Although we’ve had a pretty busy summer of F1 esports, with the pro drivers and invited guests filling in for cancelled grands prix, it’s time for the best in the world to have their turn. The official 2020 F1 Esports Series will return later this month, with the traditional Pro Draft on August 27.
All ten of the real-world F1 teams return for the 2020 season, and the Pro Draft is a significant part of the process. According to F1’s own figures, some 237,000 drivers attempted to qualify for this year’s event through in-game competitions on F1 2019. The qualification process has pared that field down to a final 45, who’ll be vying for one of at least ten available spots on the grid.
In previous seasons we’ve seen a knockout racing event to reduce the numbers yet further, but thanks to restrictions on travel and gatherings that won’t be possible for 2020. Instead, all 45 drivers will be available, and each of the ten teams must pick at least one driver from the Pro Draft. Commonly the squads already have two full-time drivers, and by the end of the evening each will have a three-driver squad for the competition.
These aren’t just seat-filling drivers either; last year’s winner, David Tonizza, came through the Pro Draft to give Ferrari Driver Academy a debut champion. However Red Bull fielded the stronger squad, to take the team title.
The racing has changed for 2020 as well. With restrictions in mind, F1 will run the entire 12-race championship remotely rather than gathering the drivers at the Gfinity Esports Arena in London. To ensure fairness, the series will deliver mandatory equipment and anti-cheating software to all competitors.
F1 Esports will broadcast eight live shows across the season, which is scheduled to run over four Wednesday/Thursday events between October and December, across its social media channels. Each day will see a live-broadcast qualifying session, followed by that day’s racing. The four rounds will each feature three, 35% distance races, to make for 12 races in total.

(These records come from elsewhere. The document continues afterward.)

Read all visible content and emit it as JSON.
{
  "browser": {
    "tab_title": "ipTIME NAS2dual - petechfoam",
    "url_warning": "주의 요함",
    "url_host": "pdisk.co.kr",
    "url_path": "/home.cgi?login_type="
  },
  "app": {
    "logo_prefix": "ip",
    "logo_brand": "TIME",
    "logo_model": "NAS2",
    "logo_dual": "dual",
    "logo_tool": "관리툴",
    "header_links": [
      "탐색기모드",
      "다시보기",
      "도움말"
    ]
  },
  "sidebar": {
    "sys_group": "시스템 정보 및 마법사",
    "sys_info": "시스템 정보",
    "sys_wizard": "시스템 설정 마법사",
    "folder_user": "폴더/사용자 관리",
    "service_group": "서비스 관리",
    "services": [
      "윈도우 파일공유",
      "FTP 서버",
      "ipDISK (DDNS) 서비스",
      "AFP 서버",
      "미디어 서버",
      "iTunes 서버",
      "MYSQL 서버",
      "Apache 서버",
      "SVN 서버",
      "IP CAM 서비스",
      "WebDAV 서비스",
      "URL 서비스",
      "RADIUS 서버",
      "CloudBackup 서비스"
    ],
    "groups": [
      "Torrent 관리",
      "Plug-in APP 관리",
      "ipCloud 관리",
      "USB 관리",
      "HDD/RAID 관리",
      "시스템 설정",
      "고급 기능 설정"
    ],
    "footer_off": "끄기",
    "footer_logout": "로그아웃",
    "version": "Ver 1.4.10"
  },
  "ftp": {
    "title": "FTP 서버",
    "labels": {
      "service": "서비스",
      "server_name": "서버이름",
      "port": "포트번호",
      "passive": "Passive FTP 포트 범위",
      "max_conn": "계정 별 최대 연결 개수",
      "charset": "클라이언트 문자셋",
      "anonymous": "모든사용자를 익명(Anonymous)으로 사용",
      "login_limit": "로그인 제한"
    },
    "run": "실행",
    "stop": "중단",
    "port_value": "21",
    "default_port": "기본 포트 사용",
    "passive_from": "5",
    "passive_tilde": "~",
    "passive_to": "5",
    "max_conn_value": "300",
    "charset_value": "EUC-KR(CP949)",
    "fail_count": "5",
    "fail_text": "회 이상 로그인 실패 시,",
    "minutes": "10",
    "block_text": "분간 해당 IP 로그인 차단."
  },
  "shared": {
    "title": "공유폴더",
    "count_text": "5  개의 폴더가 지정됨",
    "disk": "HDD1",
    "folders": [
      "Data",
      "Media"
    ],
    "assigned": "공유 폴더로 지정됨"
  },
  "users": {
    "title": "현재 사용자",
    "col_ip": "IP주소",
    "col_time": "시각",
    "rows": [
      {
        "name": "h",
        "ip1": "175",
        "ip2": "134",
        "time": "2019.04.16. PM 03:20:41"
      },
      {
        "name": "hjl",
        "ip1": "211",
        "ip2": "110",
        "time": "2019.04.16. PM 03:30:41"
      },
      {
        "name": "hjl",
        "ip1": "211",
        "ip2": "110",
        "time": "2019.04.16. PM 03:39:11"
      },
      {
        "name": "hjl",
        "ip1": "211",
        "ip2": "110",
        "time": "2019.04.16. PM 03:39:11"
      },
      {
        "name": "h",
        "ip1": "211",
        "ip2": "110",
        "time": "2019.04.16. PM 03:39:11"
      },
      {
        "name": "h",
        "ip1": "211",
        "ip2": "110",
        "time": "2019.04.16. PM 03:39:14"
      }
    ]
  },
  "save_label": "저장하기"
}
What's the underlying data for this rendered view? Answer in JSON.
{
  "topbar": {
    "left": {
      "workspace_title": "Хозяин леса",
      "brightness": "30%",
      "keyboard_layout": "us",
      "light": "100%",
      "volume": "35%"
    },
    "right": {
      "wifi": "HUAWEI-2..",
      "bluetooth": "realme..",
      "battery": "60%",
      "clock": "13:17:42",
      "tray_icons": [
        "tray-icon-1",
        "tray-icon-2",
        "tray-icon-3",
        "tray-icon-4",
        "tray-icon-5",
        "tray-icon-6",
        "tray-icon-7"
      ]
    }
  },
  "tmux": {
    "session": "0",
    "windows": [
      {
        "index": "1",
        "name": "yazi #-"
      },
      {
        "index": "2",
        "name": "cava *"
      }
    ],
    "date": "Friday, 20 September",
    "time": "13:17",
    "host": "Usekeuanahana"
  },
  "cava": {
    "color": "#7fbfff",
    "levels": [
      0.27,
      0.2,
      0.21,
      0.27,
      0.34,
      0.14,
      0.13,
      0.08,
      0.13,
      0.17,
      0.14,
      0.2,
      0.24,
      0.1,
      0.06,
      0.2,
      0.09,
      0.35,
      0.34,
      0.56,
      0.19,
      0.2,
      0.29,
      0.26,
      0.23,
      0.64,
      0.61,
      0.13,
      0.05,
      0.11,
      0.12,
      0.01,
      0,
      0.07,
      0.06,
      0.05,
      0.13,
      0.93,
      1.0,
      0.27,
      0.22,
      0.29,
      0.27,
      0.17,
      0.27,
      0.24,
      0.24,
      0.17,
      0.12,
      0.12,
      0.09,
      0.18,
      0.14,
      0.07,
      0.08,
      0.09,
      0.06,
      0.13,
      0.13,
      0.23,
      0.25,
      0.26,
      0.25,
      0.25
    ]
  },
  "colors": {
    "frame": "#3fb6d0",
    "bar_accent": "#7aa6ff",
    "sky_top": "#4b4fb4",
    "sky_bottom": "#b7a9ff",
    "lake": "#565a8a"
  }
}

In addition, the F1 Esports Pro Series prize pool has grown by 50%. There’s now a total of $750,000 on offer, up from $500,000 last year, and although a full breakdown isn’t available at the moment we’d expect at least a quarter of that to go to the race and championship winners. That means a prize somewhere in the region of $12,500 for each a race win.